* **Items from a dataset**
>>>
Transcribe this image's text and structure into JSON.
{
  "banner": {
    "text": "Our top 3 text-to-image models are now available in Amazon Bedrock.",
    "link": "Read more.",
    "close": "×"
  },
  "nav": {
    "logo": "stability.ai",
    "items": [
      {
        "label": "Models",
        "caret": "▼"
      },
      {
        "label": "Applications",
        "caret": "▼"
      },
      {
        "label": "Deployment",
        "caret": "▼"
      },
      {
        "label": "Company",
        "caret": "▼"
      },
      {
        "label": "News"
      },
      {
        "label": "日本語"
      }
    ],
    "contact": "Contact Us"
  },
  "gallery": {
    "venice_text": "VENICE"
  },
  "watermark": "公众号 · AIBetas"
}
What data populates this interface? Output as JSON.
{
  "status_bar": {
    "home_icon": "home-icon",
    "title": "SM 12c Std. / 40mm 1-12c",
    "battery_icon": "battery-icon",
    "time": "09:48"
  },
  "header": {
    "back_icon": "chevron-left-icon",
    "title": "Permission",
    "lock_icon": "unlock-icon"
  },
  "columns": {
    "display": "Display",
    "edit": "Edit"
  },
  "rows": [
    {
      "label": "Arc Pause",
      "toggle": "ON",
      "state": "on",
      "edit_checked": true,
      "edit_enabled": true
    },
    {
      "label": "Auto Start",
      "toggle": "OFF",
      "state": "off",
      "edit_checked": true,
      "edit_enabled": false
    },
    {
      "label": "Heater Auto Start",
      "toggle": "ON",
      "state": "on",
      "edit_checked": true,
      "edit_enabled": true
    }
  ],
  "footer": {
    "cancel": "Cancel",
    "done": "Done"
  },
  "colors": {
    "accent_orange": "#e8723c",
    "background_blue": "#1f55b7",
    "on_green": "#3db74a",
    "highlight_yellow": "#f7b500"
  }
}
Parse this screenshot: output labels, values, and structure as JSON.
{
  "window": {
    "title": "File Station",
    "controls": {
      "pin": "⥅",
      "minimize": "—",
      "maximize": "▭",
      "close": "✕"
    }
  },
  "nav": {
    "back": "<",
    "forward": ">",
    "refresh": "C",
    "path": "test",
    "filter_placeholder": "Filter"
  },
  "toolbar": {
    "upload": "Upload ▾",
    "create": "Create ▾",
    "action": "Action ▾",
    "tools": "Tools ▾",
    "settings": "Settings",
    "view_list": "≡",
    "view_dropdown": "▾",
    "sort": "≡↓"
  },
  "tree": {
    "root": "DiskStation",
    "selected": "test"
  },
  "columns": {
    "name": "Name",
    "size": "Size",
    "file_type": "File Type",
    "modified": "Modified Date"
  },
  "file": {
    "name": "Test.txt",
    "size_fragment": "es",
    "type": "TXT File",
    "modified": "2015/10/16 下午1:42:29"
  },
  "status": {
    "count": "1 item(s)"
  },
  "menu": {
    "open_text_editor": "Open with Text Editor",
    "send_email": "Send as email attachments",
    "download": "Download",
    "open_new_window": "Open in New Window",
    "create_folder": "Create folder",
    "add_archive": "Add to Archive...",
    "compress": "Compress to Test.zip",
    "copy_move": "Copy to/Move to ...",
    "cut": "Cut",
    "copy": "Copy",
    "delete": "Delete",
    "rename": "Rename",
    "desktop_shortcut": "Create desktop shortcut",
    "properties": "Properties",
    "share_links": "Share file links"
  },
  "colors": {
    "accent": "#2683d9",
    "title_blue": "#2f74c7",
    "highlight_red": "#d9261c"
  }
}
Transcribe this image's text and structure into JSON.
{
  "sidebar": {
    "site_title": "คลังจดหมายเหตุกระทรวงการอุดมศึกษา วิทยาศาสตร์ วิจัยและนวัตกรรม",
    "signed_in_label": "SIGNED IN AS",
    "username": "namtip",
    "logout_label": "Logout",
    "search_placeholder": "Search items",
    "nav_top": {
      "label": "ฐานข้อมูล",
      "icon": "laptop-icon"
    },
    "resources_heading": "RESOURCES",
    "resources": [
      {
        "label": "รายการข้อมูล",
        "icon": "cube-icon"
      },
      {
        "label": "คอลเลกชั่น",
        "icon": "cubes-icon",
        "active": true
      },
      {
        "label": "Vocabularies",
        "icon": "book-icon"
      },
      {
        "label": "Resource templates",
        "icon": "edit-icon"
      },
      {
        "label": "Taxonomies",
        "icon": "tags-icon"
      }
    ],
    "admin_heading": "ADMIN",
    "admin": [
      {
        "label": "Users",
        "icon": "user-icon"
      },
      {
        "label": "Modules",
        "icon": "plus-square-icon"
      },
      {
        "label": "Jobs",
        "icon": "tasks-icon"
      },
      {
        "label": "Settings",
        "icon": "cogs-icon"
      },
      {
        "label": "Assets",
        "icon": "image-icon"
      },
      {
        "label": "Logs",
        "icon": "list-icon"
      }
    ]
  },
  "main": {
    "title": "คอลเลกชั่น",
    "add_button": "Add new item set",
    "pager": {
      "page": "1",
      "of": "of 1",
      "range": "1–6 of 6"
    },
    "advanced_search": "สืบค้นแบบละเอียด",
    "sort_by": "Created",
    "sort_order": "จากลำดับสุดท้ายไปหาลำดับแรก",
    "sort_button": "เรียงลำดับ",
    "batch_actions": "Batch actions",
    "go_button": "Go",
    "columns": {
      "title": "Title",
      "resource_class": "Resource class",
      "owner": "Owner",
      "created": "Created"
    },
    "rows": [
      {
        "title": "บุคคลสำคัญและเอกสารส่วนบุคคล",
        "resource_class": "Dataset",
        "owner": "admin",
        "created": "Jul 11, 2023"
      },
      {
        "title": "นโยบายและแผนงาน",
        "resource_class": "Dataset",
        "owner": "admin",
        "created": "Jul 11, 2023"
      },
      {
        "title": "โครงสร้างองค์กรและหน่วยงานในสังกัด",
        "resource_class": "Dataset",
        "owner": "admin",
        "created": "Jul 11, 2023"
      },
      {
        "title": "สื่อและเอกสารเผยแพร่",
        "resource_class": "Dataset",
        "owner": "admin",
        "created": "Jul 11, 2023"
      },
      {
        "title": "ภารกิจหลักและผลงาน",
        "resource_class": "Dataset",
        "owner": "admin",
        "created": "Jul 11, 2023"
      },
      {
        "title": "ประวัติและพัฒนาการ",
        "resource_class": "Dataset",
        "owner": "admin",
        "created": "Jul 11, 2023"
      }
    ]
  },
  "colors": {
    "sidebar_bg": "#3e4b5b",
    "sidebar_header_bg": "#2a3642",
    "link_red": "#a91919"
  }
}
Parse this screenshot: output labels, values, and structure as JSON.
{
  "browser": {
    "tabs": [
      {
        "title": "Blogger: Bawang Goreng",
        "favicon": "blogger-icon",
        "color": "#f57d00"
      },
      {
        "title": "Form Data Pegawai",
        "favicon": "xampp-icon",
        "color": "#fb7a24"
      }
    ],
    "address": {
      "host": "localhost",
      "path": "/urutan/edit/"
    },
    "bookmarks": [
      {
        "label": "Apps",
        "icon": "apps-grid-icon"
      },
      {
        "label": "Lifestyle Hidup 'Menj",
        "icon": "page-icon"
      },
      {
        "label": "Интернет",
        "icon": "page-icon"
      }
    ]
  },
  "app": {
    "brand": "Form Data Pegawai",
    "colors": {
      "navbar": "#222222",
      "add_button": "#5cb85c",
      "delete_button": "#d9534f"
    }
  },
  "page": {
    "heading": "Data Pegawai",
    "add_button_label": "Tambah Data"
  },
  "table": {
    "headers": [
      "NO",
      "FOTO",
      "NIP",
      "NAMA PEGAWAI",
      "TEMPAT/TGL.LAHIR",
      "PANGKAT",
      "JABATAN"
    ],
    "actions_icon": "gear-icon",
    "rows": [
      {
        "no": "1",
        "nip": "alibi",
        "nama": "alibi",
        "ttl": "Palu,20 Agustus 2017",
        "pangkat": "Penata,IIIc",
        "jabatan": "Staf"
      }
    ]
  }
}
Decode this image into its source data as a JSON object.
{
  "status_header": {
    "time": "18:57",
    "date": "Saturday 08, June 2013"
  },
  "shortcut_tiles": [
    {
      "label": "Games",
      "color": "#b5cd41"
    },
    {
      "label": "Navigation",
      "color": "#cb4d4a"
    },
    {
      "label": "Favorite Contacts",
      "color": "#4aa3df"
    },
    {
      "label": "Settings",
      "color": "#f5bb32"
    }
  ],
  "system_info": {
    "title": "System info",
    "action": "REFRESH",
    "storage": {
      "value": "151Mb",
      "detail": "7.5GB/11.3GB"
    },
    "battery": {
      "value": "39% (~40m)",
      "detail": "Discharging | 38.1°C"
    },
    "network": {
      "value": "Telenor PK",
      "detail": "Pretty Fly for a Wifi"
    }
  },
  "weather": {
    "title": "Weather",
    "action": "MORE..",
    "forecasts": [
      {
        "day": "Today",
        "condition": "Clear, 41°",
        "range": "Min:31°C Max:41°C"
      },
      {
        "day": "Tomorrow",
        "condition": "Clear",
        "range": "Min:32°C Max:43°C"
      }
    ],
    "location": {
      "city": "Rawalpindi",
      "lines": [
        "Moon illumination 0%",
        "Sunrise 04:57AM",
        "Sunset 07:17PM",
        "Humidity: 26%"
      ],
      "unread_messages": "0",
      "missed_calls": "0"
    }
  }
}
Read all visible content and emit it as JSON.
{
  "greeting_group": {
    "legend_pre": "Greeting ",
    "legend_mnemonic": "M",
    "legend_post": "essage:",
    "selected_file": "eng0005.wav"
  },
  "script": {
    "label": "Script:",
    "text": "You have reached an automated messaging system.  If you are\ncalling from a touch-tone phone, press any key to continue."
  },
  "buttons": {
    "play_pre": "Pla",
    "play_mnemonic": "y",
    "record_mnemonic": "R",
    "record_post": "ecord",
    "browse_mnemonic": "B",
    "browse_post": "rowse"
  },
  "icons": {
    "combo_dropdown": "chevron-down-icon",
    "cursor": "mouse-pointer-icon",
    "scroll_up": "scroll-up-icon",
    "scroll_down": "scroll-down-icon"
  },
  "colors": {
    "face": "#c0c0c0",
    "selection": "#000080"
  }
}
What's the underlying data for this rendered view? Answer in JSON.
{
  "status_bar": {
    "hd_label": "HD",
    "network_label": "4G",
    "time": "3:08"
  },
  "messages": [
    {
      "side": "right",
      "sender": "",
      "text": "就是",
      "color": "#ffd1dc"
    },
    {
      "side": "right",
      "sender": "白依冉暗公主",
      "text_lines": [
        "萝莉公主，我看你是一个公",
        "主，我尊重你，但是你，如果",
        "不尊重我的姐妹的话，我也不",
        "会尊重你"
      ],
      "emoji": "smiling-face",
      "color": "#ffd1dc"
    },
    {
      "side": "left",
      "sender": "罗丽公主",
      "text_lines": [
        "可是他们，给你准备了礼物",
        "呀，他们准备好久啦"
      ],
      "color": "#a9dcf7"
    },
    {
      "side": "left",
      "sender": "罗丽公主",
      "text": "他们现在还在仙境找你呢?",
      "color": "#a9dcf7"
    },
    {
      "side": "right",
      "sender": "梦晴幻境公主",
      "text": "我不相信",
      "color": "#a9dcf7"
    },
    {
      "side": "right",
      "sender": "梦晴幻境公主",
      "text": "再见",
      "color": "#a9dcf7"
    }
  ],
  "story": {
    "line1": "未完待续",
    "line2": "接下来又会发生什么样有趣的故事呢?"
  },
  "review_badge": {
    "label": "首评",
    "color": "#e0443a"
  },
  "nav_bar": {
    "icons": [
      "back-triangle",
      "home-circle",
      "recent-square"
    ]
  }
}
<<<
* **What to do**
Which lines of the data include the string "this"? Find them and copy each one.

* **Solution**
Transcribe this image's text and structure into JSON.
What data populates this interface? Output as JSON.
Parse this screenshot: output labels, values, and structure as JSON.
Transcribe this image's text and structure into JSON.
Parse this screenshot: output labels, values, and structure as JSON.
Decode this image into its source data as a JSON object.
What's the underlying data for this rendered view? Answer in JSON.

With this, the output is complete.